DATA EXCERPTS Start Marker

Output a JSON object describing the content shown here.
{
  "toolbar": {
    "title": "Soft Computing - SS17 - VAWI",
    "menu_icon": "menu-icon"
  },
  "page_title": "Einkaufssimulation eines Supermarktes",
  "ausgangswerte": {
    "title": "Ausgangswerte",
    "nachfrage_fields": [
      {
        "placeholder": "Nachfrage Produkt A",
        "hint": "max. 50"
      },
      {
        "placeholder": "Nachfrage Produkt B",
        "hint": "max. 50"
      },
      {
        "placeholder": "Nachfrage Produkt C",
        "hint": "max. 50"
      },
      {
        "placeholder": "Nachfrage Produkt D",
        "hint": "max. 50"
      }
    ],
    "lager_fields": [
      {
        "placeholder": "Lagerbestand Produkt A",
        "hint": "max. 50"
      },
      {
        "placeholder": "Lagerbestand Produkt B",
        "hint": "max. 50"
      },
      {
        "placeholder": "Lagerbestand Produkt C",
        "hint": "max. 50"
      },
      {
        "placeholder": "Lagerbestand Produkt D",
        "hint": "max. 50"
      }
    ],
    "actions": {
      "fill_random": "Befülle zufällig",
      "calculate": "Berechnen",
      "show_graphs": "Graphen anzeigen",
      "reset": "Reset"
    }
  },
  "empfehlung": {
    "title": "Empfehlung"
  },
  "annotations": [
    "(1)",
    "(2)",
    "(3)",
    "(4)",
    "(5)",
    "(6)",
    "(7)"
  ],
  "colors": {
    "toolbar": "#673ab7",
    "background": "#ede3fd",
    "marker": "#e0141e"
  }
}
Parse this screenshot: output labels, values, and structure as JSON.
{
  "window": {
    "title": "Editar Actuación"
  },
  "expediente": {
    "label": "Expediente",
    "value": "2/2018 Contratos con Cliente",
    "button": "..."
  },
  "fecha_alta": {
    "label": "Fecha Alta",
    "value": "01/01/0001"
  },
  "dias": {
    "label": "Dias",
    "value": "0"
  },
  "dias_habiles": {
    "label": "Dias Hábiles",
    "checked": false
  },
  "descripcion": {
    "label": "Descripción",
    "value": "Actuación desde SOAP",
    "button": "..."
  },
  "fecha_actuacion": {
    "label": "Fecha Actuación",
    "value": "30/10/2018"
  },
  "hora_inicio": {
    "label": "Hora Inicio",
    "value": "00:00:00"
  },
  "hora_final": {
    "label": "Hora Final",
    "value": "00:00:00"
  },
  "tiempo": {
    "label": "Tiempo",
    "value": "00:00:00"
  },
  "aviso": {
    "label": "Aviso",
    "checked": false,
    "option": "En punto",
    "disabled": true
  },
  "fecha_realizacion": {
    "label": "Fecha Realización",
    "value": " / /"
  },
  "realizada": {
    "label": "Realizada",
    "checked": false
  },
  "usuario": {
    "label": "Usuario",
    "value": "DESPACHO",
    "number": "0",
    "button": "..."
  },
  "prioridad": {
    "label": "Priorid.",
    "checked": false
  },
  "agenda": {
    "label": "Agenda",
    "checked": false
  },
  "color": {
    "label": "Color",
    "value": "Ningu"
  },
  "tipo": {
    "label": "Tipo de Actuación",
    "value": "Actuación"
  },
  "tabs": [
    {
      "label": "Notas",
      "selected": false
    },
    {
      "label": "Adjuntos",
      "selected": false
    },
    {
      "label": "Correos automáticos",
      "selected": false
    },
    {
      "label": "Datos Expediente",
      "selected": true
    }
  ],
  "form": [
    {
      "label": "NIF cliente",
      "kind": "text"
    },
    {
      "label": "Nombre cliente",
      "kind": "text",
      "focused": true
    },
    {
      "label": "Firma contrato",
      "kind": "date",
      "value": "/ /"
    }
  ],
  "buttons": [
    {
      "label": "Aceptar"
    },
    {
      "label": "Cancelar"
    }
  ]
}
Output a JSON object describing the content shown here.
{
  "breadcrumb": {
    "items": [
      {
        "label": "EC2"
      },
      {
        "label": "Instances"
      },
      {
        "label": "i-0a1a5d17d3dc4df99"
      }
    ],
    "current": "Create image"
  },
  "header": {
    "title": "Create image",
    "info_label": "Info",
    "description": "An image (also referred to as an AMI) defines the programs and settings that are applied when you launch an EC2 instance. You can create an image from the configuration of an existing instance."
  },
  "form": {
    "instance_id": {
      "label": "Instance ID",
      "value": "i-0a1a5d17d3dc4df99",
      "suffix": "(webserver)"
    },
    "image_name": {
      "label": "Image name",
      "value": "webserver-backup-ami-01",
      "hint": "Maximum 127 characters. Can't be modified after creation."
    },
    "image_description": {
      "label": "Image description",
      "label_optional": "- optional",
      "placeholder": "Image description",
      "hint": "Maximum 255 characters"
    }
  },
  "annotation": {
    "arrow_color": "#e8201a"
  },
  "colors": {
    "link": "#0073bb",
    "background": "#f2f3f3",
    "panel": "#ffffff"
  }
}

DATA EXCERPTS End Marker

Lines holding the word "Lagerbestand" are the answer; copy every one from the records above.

        "placeholder": "Lagerbestand Produkt A",
        "placeholder": "Lagerbestand Produkt B",
        "placeholder": "Lagerbestand Produkt C",
        "placeholder": "Lagerbestand Produkt D",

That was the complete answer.